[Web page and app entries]
──────────────────────────────

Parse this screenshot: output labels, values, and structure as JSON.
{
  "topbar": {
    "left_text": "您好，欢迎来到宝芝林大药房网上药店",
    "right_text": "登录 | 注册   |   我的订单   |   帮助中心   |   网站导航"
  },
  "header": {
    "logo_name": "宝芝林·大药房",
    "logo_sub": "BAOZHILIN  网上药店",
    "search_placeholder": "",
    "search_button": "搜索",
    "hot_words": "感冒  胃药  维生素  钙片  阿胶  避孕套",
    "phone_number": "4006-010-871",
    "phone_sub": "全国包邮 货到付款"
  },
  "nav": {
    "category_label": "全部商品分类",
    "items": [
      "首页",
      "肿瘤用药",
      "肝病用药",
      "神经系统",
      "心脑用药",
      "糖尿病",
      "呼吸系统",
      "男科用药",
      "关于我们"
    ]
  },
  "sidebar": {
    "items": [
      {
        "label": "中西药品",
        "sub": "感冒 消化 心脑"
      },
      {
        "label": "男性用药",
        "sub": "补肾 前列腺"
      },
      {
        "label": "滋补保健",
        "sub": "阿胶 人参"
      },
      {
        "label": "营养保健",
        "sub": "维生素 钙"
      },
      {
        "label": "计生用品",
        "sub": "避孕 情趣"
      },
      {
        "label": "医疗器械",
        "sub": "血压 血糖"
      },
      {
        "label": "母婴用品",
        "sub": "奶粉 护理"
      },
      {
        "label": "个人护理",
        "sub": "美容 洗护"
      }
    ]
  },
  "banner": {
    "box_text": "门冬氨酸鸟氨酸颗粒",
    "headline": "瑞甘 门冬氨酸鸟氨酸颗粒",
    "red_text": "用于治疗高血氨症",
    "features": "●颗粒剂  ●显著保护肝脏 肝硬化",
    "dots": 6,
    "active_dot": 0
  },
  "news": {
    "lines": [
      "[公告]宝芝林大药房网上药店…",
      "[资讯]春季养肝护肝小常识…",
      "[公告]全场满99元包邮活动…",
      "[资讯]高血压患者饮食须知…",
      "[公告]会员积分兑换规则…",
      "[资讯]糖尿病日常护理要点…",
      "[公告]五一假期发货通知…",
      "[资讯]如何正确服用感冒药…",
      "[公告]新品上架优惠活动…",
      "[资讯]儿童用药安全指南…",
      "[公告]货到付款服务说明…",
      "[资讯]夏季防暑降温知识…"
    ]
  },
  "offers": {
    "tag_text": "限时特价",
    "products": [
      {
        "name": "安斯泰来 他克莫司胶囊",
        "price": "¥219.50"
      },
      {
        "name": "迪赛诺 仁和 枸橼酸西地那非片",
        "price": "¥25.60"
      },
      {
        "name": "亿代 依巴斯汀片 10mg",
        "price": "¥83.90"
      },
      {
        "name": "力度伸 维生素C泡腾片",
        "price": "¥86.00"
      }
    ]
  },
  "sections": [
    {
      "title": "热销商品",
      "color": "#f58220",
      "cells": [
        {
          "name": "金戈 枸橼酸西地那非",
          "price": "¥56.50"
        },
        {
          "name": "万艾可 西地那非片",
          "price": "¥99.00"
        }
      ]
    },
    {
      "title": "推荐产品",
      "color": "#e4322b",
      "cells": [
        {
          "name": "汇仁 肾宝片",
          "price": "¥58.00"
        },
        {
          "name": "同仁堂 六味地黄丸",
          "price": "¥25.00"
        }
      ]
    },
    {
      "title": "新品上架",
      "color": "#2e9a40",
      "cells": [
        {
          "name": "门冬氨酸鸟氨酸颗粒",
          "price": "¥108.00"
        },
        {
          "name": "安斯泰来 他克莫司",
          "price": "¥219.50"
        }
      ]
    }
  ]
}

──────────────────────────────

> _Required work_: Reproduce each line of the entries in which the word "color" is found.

> _Written solution_:
      "color": "#f58220",
      "color": "#e4322b",
      "color": "#2e9a40",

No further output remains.